Also known as Why the Sea is Salt or Why is the Sea salty? because of its most famous translation in Andrew Lang’s Blue Fairy Book, “Kvernen som maler på havsens bunn” is a Norwegian folk tale collected by Peter Christen Asbjørnsen and Jørgen Moe in their famous Norske Folkeeventyr. I talked about some of […]
When we talk about witch hunts, the mind usually goes to remote and muddy villages where poor old practitioners, mostly focused on healing with herbs and indulging their neighbours’ tantrums, were fiercely snatched away from their lives and persecuted on someone’s whim. This is of course true, but it’s not the whole truth: some major […]
Well, we all take pandemics badly, but some of us take them worst than others. It’s the case of one Solomon Eagle and we take a look at him today on my Patreon.
Curiously enough, when one thinks about spookiness rarely the mind goes to Ancient Greece. And this, I think, is one of the worst disservices we can do to our ancestors (beside Percy Jackson, I mean): Greek mythology is riddled with monsters, dark creatures lurking in the night, curses and malevolent deities ready to bite you in the ass. Literally, sometimes. So, […]
In Austrian and German folklore, the Drudenmesser is a decorated knife meant to guard off an evil spirit called Drude or Trude. It’s today’s Object of the Day on my Patreon.
A few weeks ago, I wrote a brief outline on the character of Joan of Navarre, the first English Queen to be accused of witchcraft, who was effectively stripped of all her possessions because her stepson Henry V had spent all the crown’s money trying to conquer France. Her story is closely connected to the […]
Although not the first to be tried for witchcraft, Joan of Navarre has the distinction of being the first English Queen to be found guilty of it. She’s today’s profile on my Patreon.
Marguerite Porete, who was condemned for heresy and burned at the stake on June, 1st 1310, was a medieval Christian mystic who wrote around the concept of agape, the Divine Love, in her book The Mirror of Simple Souls. She’s today’s profile on my Patreon.
For a very small and specific part of the novel, I decided to research the role of a specific kind of dancers in medieval Japan, called shirabyōshi. As it happens, their role and characteristics are highly romanticized (i.e., objectified) by male authors of the time: they’re often portrayed as femmes fatales and seductresses, and this […]
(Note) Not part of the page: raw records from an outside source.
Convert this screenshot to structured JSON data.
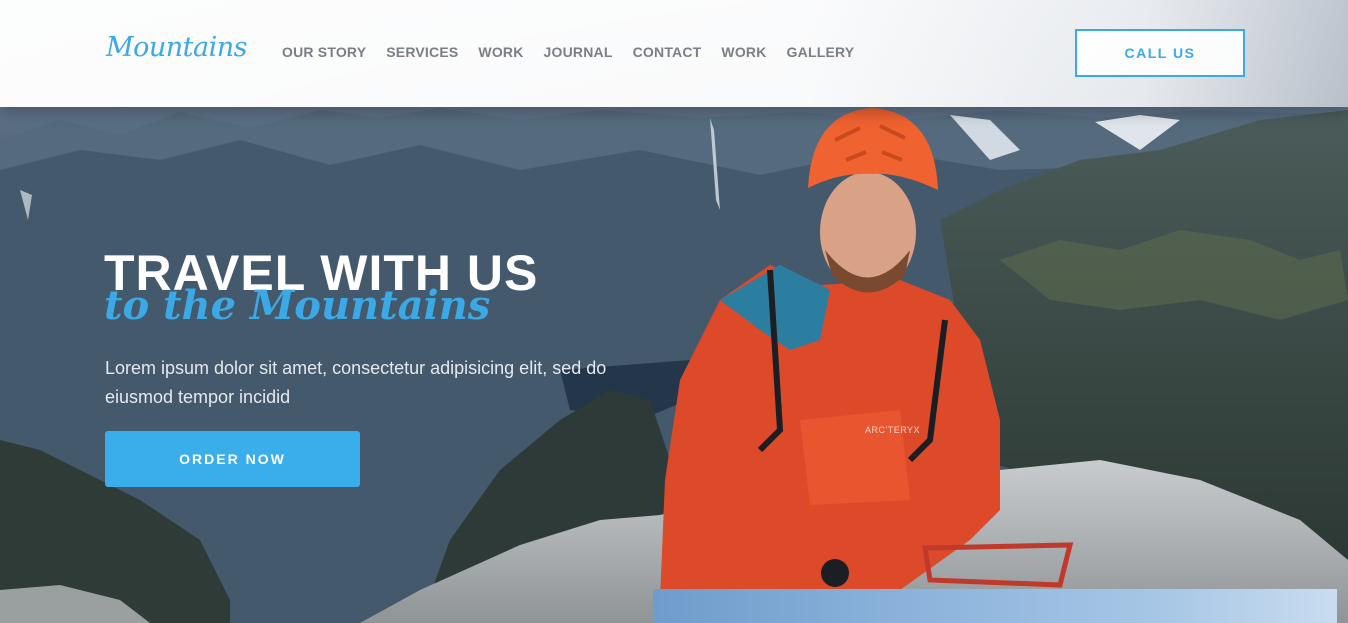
{
  "brand": {
    "logo_text": "Mountains",
    "accent_color": "#3aa9e6"
  },
  "nav": {
    "items": [
      {
        "label": "OUR STORY"
      },
      {
        "label": "SERVICES"
      },
      {
        "label": "WORK"
      },
      {
        "label": "JOURNAL"
      },
      {
        "label": "CONTACT"
      },
      {
        "label": "WORK"
      },
      {
        "label": "GALLERY"
      }
    ],
    "cta_label": "CALL US"
  },
  "hero": {
    "title": "TRAVEL WITH US",
    "subtitle": "to the Mountains",
    "description": "Lorem ipsum dolor sit amet, consectetur adipisicing elit, sed do eiusmod tempor incidid",
    "order_button_label": "ORDER NOW",
    "jacket_brand": "ARC'TERYX"
  }
}
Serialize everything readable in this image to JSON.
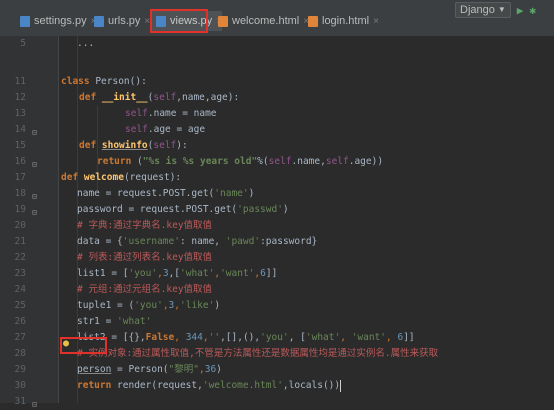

Being set on a Dutch East India Company ship, the story I’m writing has to deal with the appalling crimes perpetrated by this and the other trading companies throughout history. And, since I aim to write a Gothic novel, what’s more fitting than an imprisoned princess? The idea, drawing from literature tropes and aiming to […]